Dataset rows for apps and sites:
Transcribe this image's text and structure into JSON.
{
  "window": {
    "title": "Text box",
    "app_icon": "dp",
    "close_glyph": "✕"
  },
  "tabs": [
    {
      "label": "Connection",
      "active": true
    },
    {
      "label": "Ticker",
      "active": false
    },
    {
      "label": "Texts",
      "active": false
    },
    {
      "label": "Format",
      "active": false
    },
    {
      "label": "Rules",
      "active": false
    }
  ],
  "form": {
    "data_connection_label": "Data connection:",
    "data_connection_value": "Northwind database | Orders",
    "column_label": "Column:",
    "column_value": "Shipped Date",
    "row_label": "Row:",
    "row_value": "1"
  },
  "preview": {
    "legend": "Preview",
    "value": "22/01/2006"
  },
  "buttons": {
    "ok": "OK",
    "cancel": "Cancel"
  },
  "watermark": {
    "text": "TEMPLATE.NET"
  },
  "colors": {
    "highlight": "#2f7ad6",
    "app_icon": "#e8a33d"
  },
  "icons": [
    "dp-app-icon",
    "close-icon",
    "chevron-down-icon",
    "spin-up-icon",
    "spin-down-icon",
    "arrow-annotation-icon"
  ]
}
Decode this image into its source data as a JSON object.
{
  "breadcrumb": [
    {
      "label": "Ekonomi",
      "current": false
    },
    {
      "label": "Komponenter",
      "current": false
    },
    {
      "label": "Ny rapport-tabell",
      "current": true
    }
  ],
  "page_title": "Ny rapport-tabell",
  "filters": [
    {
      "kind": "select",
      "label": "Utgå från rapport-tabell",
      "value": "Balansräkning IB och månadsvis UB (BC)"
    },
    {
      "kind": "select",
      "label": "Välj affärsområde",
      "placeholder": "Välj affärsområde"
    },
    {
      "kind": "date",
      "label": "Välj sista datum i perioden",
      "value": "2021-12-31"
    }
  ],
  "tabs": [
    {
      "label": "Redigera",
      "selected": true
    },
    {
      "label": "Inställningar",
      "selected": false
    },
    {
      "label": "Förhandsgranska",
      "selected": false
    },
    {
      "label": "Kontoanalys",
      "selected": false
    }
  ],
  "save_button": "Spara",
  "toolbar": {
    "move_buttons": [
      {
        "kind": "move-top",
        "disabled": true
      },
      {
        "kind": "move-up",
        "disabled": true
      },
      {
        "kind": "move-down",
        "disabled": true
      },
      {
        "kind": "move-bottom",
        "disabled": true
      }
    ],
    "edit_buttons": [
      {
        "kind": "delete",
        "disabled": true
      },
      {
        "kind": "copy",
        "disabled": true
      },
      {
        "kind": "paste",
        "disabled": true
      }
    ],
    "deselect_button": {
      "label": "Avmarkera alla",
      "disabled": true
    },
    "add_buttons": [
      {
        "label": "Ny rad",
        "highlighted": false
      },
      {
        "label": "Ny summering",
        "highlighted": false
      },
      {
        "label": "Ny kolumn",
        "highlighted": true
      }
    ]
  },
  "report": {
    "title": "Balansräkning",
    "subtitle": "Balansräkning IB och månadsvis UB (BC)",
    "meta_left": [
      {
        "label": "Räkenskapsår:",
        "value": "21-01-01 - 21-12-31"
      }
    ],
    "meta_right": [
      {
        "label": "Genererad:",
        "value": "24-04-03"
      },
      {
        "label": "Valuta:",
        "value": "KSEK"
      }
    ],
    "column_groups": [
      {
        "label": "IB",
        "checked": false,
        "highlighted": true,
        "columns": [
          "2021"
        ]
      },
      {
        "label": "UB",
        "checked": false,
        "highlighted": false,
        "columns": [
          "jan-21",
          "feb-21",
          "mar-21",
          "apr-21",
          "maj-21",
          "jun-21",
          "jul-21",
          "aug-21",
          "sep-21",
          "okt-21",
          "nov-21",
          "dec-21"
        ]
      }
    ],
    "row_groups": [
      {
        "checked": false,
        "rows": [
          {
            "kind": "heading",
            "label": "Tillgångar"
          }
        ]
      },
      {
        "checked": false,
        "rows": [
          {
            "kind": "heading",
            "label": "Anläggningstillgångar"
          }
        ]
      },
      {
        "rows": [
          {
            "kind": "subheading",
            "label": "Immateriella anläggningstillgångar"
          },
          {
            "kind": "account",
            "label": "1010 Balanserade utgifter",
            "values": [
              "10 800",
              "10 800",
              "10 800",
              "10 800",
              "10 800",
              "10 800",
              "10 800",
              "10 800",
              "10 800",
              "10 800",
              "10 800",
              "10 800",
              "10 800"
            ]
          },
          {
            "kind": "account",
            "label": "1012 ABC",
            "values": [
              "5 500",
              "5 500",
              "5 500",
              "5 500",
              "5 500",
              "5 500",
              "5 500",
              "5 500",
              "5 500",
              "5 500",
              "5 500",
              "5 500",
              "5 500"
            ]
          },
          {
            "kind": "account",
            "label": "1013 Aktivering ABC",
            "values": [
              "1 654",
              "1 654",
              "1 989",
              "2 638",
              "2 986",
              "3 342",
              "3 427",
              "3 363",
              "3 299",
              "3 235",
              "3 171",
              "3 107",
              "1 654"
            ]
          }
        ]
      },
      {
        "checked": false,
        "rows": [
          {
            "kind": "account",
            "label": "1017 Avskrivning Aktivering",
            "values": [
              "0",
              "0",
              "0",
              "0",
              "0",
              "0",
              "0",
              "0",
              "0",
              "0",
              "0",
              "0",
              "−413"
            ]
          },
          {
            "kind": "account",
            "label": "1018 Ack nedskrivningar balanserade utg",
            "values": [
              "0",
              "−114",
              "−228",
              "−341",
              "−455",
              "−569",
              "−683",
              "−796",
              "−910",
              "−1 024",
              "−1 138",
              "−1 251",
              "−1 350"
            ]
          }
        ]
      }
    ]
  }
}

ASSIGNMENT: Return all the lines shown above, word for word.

ANSWER TO THIS PROBLEM:
Transcribe this image's text and structure into JSON.
{
  "window": {
    "title": "Text box",
    "app_icon": "dp",
    "close_glyph": "✕"
  },
  "tabs": [
    {
      "label": "Connection",
      "active": true
    },
    {
      "label": "Ticker",
      "active": false
    },
    {
      "label": "Texts",
      "active": false
    },
    {
      "label": "Format",
      "active": false
    },
    {
      "label": "Rules",
      "active": false
    }
  ],
  "form": {
    "data_connection_label": "Data connection:",
    "data_connection_value": "Northwind database | Orders",
    "column_label": "Column:",
    "column_value": "Shipped Date",
    "row_label": "Row:",
    "row_value": "1"
  },
  "preview": {
    "legend": "Preview",
    "value": "22/01/2006"
  },
  "buttons": {
    "ok": "OK",
    "cancel": "Cancel"
  },
  "watermark": {
    "text": "TEMPLATE.NET"
  },
  "colors": {
    "highlight": "#2f7ad6",
    "app_icon": "#e8a33d"
  },
  "icons": [
    "dp-app-icon",
    "close-icon",
    "chevron-down-icon",
    "spin-up-icon",
    "spin-down-icon",
    "arrow-annotation-icon"
  ]
}
Decode this image into its source data as a JSON object.
{
  "breadcrumb": [
    {
      "label": "Ekonomi",
      "current": false
    },
    {
      "label": "Komponenter",
      "current": false
    },
    {
      "label": "Ny rapport-tabell",
      "current": true
    }
  ],
  "page_title": "Ny rapport-tabell",
  "filters": [
    {
      "kind": "select",
      "label": "Utgå från rapport-tabell",
      "value": "Balansräkning IB och månadsvis UB (BC)"
    },
    {
      "kind": "select",
      "label": "Välj affärsområde",
      "placeholder": "Välj affärsområde"
    },
    {
      "kind": "date",
      "label": "Välj sista datum i perioden",
      "value": "2021-12-31"
    }
  ],
  "tabs": [
    {
      "label": "Redigera",
      "selected": true
    },
    {
      "label": "Inställningar",
      "selected": false
    },
    {
      "label": "Förhandsgranska",
      "selected": false
    },
    {
      "label": "Kontoanalys",
      "selected": false
    }
  ],
  "save_button": "Spara",
  "toolbar": {
    "move_buttons": [
      {
        "kind": "move-top",
        "disabled": true
      },
      {
        "kind": "move-up",
        "disabled": true
      },
      {
        "kind": "move-down",
        "disabled": true
      },
      {
        "kind": "move-bottom",
        "disabled": true
      }
    ],
    "edit_buttons": [
      {
        "kind": "delete",
        "disabled": true
      },
      {
        "kind": "copy",
        "disabled": true
      },
      {
        "kind": "paste",
        "disabled": true
      }
    ],
    "deselect_button": {
      "label": "Avmarkera alla",
      "disabled": true
    },
    "add_buttons": [
      {
        "label": "Ny rad",
        "highlighted": false
      },
      {
        "label": "Ny summering",
        "highlighted": false
      },
      {
        "label": "Ny kolumn",
        "highlighted": true
      }
    ]
  },
  "report": {
    "title": "Balansräkning",
    "subtitle": "Balansräkning IB och månadsvis UB (BC)",
    "meta_left": [
      {
        "label": "Räkenskapsår:",
        "value": "21-01-01 - 21-12-31"
      }
    ],
    "meta_right": [
      {
        "label": "Genererad:",
        "value": "24-04-03"
      },
      {
        "label": "Valuta:",
        "value": "KSEK"
      }
    ],
    "column_groups": [
      {
        "label": "IB",
        "checked": false,
        "highlighted": true,
        "columns": [
          "2021"
        ]
      },
      {
        "label": "UB",
        "checked": false,
        "highlighted": false,
        "columns": [
          "jan-21",
          "feb-21",
          "mar-21",
          "apr-21",
          "maj-21",
          "jun-21",
          "jul-21",
          "aug-21",
          "sep-21",
          "okt-21",
          "nov-21",
          "dec-21"
        ]
      }
    ],
    "row_groups": [
      {
        "checked": false,
        "rows": [
          {
            "kind": "heading",
            "label": "Tillgångar"
          }
        ]
      },
      {
        "checked": false,
        "rows": [
          {
            "kind": "heading",
            "label": "Anläggningstillgångar"
          }
        ]
      },
      {
        "rows": [
          {
            "kind": "subheading",
            "label": "Immateriella anläggningstillgångar"
          },
          {
            "kind": "account",
            "label": "1010 Balanserade utgifter",
            "values": [
              "10 800",
              "10 800",
              "10 800",
              "10 800",
              "10 800",
              "10 800",
              "10 800",
              "10 800",
              "10 800",
              "10 800",
              "10 800",
              "10 800",
              "10 800"
            ]
          },
          {
            "kind": "account",
            "label": "1012 ABC",
            "values": [
              "5 500",
              "5 500",
              "5 500",
              "5 500",
              "5 500",
              "5 500",
              "5 500",
              "5 500",
              "5 500",
              "5 500",
              "5 500",
              "5 500",
              "5 500"
            ]
          },
          {
            "kind": "account",
            "label": "1013 Aktivering ABC",
            "values": [
              "1 654",
              "1 654",
              "1 989",
              "2 638",
              "2 986",
              "3 342",
              "3 427",
              "3 363",
              "3 299",
              "3 235",
              "3 171",
              "3 107",
              "1 654"
            ]
          }
        ]
      },
      {
        "checked": false,
        "rows": [
          {
            "kind": "account",
            "label": "1017 Avskrivning Aktivering",
            "values": [
              "0",
              "0",
              "0",
              "0",
              "0",
              "0",
              "0",
              "0",
              "0",
              "0",
              "0",
              "0",
              "−413"
            ]
          },
          {
            "kind": "account",
            "label": "1018 Ack nedskrivningar balanserade utg",
            "values": [
              "0",
              "−114",
              "−228",
              "−341",
              "−455",
              "−569",
              "−683",
              "−796",
              "−910",
              "−1 024",
              "−1 138",
              "−1 251",
              "−1 350"
            ]
          }
        ]
      }
    ]
  }
}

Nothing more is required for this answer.